◆ Work to be completed
Copy every line from the records below that holds the word "share".

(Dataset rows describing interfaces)
___
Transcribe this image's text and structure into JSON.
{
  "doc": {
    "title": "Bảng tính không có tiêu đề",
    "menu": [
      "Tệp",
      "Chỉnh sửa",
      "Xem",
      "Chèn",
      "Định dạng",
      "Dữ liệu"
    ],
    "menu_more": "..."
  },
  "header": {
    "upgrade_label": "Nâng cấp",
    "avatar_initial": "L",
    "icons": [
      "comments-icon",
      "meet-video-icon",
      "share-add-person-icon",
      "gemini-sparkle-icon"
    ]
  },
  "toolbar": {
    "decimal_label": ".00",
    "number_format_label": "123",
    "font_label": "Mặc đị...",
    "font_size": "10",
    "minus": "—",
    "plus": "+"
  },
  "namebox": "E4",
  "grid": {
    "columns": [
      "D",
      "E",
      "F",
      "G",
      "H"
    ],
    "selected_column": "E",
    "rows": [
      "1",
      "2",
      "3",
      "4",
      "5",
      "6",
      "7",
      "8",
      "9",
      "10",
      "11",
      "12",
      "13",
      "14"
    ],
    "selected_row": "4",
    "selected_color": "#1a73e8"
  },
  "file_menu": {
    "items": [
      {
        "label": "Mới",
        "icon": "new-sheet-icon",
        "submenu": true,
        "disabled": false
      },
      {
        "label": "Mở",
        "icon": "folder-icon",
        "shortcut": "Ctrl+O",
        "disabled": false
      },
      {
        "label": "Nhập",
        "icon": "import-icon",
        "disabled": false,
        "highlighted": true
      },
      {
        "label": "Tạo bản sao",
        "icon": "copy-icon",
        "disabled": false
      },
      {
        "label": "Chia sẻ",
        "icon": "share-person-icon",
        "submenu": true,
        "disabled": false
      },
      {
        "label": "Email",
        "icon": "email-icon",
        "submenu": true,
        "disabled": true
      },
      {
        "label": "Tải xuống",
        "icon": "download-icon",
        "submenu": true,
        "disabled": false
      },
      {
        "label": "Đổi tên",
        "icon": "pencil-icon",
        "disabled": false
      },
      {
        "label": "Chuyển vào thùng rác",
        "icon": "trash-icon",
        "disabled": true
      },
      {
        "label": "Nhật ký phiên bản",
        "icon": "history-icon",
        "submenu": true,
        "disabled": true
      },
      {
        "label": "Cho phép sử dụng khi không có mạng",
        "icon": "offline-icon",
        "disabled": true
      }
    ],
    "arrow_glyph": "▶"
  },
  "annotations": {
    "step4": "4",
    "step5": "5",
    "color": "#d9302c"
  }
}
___
◆ Solved exercise
      "share-add-person-icon",
        "icon": "share-person-icon",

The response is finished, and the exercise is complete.